How Many Receptacle Outlets Can You Install on One Circuit?
By: Dave Varga | Feb 10, 2022
Not too many times, when speaking about the National Electrical Code, do we hear the phrase “as many as you want” or “unlimited.” However, when talking about a 15-amp 120-volt convenience outlet branch circuit in a dwelling, we can say those phrases, because it is true! We can install an unlimited number of outlets on that dwelling circuit. Let’s look at the Code and clear up any confusion about why we really wouldn’t install so many receptacles on one circuit.
Commercial Receptacle Outlets
The confusion likely starts on the commercial side of Code. Per Article 220.14(I), a commercial convenience receptacle outlet is calculated at 180 volt-amperes (va) per single or multiple receptacles on one yoke. So, when planning that 20-amp 120-volt (v) branch circuit, you have a limited number of receptacles that you can install. The calculation would look like this: Using Ohms Law (I = P/E) we divide 180 va by 120 v, giving us 1.5 amp per receptacle outlet. Now we simply take our 20-amp branch circuit and divide by 1.5 amp, and that gives us 13.3, or 13 receptacle outlets maximum on that branch circuit. If you have a set of construction drawings and specifications, you will need to read the specifications thoroughly. Some specifications will limit the amount of receptacle outlets on a branch circuit to ten or eleven.

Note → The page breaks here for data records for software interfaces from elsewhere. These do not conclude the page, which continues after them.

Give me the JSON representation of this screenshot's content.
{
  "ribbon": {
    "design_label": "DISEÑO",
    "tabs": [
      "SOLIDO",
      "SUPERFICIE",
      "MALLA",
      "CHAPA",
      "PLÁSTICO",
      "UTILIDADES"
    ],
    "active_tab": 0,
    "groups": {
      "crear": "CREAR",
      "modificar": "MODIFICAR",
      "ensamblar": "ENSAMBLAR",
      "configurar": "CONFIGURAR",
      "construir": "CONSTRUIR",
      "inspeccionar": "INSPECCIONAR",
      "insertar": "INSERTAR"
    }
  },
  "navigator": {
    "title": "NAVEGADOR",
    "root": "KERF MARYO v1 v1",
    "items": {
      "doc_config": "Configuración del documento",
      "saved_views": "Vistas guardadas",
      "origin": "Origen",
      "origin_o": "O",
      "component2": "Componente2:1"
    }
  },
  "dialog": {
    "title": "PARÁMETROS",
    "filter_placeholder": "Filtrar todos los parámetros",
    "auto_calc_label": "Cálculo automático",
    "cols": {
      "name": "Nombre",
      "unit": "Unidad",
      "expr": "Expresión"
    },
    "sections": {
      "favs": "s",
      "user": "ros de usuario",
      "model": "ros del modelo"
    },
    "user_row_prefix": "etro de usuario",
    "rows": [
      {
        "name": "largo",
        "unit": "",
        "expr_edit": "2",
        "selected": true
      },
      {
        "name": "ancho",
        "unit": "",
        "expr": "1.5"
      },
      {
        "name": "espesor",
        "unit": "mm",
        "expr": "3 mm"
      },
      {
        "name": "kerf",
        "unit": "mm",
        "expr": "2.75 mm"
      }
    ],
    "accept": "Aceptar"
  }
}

Residential Dwelling Receptacle Outlets
Unlike a commercial location, a dwelling must have a certain amount of convenience receptacle outlets. Dwelling convenience receptacles are laid out per Article 210 Part III. This article covers the requirements for all rooms throughout a dwelling. Let’s use a basic 2,500 square foot house as an example and calculate the number of 15-amp 120-volt branch circuits needed. We will not include the kitchen small appliance branch circuit or the laundry receptacle branch circuit since they are calculated differently. Article 220.14(J) requires us to use 3 va per square foot for our receptacle/lighting calculation. The calculation would look like this: We take the 2,500 sq. ft. multiplied by 3 va to get 75,000 va. Again, using Ohm’s Law, 7.500 va divided by 120 v (120 v because that is the voltage of the branch circuit) gives us 62.5 amps. Now we know our receptacle (and lighting) amperes and we will simply divide that number by the size of our branch circuits to be used. 62.5 amps divided by 15 amps equals 4.16. So, a minimum of four 120 v 15-amp branch circuits would be used. Personally, I would use five branch circuits so let’s use that number. Now, count the number of convenience outlets laid out and divide by five. A dwelling this size might have about 55 receptacle outlets. Divide 55 by the 5 branch circuits and that tells us that 11 receptacle outlets on each branch circuit makes sense. If the homeowner decided that the Code minimum number of outlets wasn’t enough and added 20 more, that is fine too (75 divided by 5 equals 15 receptacle outlets per branch circuit). Remember, convenience receptacle outlets are for convenience and do not add load as we add receptacles. Picture your bedroom with an outlet installed every four feet around the room. Did we install any additional load, or did you install additional convenience?
NEC – Minimum Standard
Remember, our National Electrical Code is basically a minimum standard. The Code minimum might not be adequate for good service or future expansion. You as the owner or electrician can go above and beyond the Code. Go ahead and design and install an electrical system that meets and exceeds the NEC. Want to know more about the National Electrical Code? Get started today at www.jadelearning.com!